== Required work ==
Check each line below for the word "JSON". Then give only how many lines have it.

(Recorded data)
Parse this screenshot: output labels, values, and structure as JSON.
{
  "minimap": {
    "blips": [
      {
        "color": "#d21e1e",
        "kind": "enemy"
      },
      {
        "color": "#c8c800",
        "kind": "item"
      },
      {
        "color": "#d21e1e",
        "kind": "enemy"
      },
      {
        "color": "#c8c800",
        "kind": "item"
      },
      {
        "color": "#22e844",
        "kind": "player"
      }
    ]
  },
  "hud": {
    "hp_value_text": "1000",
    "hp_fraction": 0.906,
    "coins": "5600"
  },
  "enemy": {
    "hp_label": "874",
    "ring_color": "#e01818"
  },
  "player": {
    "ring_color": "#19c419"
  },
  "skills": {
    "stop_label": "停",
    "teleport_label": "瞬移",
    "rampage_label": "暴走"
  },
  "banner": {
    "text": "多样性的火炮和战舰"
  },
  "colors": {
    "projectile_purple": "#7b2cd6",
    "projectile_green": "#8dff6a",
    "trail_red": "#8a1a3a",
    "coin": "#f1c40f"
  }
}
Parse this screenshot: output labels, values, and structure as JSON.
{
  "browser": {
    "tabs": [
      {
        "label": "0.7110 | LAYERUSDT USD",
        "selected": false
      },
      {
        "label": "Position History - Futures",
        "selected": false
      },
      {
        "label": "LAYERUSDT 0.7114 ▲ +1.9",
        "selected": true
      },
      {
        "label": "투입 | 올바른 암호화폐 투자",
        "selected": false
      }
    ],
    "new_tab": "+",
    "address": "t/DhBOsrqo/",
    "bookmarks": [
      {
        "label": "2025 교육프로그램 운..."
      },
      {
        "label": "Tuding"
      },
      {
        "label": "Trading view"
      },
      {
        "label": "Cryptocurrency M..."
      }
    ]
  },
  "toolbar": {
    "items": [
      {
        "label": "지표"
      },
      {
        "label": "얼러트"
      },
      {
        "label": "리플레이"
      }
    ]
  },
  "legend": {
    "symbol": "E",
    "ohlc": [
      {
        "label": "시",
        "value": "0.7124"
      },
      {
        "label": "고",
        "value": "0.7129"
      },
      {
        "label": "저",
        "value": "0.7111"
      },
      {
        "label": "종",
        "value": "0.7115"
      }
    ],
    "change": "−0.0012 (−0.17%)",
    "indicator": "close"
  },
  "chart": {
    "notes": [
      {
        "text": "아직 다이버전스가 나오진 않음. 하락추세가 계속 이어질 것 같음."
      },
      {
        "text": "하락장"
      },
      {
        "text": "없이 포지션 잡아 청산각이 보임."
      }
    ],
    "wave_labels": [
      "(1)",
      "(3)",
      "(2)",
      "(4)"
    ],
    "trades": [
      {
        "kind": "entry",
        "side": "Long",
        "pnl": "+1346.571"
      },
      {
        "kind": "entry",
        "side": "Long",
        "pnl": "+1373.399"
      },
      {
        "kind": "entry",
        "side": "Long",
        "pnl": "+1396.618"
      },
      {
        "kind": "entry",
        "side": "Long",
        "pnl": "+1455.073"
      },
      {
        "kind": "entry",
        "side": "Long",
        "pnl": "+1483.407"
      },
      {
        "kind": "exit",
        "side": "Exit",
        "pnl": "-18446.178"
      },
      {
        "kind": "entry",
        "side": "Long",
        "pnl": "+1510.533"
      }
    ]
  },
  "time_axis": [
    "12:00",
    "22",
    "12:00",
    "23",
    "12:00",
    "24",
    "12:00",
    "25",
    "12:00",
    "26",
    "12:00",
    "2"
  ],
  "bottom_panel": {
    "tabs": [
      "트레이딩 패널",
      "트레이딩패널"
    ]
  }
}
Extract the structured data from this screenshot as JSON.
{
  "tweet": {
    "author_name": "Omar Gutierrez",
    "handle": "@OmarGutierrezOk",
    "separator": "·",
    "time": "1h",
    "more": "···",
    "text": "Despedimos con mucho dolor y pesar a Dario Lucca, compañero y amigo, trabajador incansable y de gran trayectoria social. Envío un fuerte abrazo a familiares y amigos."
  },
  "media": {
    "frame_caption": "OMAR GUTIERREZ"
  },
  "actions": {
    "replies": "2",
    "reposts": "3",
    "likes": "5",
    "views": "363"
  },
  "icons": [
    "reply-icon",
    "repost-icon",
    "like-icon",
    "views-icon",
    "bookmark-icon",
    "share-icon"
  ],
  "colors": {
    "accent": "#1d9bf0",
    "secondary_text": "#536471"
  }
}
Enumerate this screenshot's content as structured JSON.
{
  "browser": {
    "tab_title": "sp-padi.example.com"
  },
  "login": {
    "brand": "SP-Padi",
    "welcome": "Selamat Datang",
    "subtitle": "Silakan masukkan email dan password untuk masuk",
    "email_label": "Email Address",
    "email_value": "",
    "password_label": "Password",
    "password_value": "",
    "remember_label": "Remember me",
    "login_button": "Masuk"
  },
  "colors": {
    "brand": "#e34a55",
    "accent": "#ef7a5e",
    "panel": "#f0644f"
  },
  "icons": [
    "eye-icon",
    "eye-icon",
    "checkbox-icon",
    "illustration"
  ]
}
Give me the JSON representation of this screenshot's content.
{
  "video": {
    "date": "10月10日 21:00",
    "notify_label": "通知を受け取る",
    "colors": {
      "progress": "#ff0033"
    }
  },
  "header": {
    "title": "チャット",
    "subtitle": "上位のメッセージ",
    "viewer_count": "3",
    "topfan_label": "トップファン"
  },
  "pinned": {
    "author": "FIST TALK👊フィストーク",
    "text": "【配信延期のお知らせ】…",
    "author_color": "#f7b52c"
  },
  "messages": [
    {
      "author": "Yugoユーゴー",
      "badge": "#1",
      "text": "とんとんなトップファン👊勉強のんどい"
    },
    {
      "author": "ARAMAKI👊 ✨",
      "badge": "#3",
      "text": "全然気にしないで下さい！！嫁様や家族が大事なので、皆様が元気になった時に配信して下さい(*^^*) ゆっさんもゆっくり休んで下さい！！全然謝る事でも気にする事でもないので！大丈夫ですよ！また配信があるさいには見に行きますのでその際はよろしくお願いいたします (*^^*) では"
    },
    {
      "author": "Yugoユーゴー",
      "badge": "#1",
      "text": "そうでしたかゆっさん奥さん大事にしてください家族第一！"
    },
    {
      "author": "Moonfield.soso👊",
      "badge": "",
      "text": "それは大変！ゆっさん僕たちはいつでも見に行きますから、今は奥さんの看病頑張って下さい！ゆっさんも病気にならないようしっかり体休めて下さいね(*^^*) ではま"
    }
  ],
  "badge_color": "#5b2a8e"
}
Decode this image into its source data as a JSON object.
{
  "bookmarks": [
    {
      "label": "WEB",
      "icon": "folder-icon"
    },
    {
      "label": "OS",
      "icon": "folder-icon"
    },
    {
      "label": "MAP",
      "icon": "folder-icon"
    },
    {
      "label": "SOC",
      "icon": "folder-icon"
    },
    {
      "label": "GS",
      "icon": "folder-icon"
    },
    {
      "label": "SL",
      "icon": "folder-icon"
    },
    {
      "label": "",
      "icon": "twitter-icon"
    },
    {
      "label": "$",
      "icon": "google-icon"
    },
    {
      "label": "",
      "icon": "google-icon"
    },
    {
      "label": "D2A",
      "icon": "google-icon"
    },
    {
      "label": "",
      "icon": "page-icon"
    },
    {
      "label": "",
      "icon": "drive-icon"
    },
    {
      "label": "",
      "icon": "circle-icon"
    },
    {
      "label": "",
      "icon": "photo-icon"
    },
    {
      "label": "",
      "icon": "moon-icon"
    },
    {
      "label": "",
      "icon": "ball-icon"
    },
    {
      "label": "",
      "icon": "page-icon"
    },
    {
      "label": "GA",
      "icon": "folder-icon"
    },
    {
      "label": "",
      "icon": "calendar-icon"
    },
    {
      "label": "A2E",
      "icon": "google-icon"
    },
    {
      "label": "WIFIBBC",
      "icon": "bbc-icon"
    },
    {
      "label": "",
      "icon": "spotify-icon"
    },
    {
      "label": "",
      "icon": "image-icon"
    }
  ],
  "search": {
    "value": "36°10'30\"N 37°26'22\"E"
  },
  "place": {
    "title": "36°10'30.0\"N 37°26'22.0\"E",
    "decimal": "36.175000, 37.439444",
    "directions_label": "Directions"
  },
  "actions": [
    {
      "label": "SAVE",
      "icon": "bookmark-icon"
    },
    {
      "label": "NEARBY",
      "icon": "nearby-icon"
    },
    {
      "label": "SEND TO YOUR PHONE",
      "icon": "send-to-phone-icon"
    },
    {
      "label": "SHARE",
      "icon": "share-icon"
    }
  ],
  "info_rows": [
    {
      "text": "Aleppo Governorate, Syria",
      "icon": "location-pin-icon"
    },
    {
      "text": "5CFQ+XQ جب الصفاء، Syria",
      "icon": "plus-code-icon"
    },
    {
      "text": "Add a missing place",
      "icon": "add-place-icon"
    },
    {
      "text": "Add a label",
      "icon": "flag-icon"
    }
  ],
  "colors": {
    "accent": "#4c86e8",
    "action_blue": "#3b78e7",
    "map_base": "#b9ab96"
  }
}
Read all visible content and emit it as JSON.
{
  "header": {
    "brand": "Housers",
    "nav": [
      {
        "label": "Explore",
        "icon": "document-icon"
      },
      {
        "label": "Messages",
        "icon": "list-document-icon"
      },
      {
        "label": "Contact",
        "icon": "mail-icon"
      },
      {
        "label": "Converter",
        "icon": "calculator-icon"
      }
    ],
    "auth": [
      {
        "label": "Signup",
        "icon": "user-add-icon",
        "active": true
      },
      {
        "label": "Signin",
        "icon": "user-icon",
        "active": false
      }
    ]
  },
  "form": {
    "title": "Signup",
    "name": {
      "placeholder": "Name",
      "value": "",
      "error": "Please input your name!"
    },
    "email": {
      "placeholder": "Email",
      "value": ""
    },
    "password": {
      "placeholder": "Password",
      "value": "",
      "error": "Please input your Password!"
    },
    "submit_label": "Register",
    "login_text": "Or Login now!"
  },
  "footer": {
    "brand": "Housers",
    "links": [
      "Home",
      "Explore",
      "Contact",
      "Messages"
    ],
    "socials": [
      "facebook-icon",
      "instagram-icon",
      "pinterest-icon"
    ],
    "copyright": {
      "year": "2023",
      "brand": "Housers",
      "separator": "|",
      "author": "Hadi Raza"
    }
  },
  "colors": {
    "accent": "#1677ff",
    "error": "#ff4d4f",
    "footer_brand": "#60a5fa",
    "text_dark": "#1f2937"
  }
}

== Answer to the problem ==
7